# Instructions to follow
A complete copy of the entries, exactly as written, is the expected result.

# Page and application data records

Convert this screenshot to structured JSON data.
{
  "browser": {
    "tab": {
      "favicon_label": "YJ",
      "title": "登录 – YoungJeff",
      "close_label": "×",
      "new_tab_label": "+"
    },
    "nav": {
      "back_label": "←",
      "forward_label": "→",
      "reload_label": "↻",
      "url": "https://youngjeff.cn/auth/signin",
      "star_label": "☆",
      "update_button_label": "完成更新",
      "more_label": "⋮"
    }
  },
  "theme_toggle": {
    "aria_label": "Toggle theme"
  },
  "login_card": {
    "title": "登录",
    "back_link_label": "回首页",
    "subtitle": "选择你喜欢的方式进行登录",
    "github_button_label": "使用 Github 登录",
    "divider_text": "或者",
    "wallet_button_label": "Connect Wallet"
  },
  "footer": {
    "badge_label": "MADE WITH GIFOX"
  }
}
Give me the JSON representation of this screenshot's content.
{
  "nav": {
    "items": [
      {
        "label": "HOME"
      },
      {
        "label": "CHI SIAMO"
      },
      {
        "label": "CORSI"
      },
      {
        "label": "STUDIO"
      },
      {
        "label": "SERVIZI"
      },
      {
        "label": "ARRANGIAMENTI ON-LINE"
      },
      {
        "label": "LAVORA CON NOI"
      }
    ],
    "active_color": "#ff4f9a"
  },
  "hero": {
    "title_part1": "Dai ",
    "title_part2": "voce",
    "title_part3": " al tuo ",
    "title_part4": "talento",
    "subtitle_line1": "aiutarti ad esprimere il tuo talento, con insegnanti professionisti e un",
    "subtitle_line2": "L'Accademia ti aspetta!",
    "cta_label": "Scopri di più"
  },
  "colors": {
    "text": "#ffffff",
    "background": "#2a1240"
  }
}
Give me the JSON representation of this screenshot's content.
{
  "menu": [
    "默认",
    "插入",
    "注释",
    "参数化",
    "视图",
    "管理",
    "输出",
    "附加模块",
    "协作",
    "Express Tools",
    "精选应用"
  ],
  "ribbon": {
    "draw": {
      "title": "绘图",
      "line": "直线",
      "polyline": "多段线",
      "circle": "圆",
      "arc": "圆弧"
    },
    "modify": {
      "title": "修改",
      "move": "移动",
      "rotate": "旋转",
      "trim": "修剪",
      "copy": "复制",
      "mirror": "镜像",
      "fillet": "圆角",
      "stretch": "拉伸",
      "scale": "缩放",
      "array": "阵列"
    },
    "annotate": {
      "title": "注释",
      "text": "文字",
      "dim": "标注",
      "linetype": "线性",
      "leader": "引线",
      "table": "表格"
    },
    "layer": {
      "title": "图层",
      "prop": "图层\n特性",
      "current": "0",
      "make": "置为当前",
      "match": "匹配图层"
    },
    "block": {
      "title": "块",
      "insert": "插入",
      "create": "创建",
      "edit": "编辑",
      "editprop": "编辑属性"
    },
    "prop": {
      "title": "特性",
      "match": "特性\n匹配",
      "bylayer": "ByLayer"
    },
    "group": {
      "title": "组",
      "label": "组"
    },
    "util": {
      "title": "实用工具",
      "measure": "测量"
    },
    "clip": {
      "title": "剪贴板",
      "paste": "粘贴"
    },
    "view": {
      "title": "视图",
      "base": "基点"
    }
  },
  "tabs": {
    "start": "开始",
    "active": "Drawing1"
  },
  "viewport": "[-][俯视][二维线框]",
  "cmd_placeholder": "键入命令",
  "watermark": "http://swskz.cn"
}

# Exercise result
Convert this screenshot to structured JSON data.
{
  "browser": {
    "tab": {
      "favicon_label": "YJ",
      "title": "登录 – YoungJeff",
      "close_label": "×",
      "new_tab_label": "+"
    },
    "nav": {
      "back_label": "←",
      "forward_label": "→",
      "reload_label": "↻",
      "url": "https://youngjeff.cn/auth/signin",
      "star_label": "☆",
      "update_button_label": "完成更新",
      "more_label": "⋮"
    }
  },
  "theme_toggle": {
    "aria_label": "Toggle theme"
  },
  "login_card": {
    "title": "登录",
    "back_link_label": "回首页",
    "subtitle": "选择你喜欢的方式进行登录",
    "github_button_label": "使用 Github 登录",
    "divider_text": "或者",
    "wallet_button_label": "Connect Wallet"
  },
  "footer": {
    "badge_label": "MADE WITH GIFOX"
  }
}
Give me the JSON representation of this screenshot's content.
{
  "nav": {
    "items": [
      {
        "label": "HOME"
      },
      {
        "label": "CHI SIAMO"
      },
      {
        "label": "CORSI"
      },
      {
        "label": "STUDIO"
      },
      {
        "label": "SERVIZI"
      },
      {
        "label": "ARRANGIAMENTI ON-LINE"
      },
      {
        "label": "LAVORA CON NOI"
      }
    ],
    "active_color": "#ff4f9a"
  },
  "hero": {
    "title_part1": "Dai ",
    "title_part2": "voce",
    "title_part3": " al tuo ",
    "title_part4": "talento",
    "subtitle_line1": "aiutarti ad esprimere il tuo talento, con insegnanti professionisti e un",
    "subtitle_line2": "L'Accademia ti aspetta!",
    "cta_label": "Scopri di più"
  },
  "colors": {
    "text": "#ffffff",
    "background": "#2a1240"
  }
}
Give me the JSON representation of this screenshot's content.
{
  "menu": [
    "默认",
    "插入",
    "注释",
    "参数化",
    "视图",
    "管理",
    "输出",
    "附加模块",
    "协作",
    "Express Tools",
    "精选应用"
  ],
  "ribbon": {
    "draw": {
      "title": "绘图",
      "line": "直线",
      "polyline": "多段线",
      "circle": "圆",
      "arc": "圆弧"
    },
    "modify": {
      "title": "修改",
      "move": "移动",
      "rotate": "旋转",
      "trim": "修剪",
      "copy": "复制",
      "mirror": "镜像",
      "fillet": "圆角",
      "stretch": "拉伸",
      "scale": "缩放",
      "array": "阵列"
    },
    "annotate": {
      "title": "注释",
      "text": "文字",
      "dim": "标注",
      "linetype": "线性",
      "leader": "引线",
      "table": "表格"
    },
    "layer": {
      "title": "图层",
      "prop": "图层\n特性",
      "current": "0",
      "make": "置为当前",
      "match": "匹配图层"
    },
    "block": {
      "title": "块",
      "insert": "插入",
      "create": "创建",
      "edit": "编辑",
      "editprop": "编辑属性"
    },
    "prop": {
      "title": "特性",
      "match": "特性\n匹配",
      "bylayer": "ByLayer"
    },
    "group": {
      "title": "组",
      "label": "组"
    },
    "util": {
      "title": "实用工具",
      "measure": "测量"
    },
    "clip": {
      "title": "剪贴板",
      "paste": "粘贴"
    },
    "view": {
      "title": "视图",
      "base": "基点"
    }
  },
  "tabs": {
    "start": "开始",
    "active": "Drawing1"
  },
  "viewport": "[-][俯视][二维线框]",
  "cmd_placeholder": "键入命令",
  "watermark": "http://swskz.cn"
}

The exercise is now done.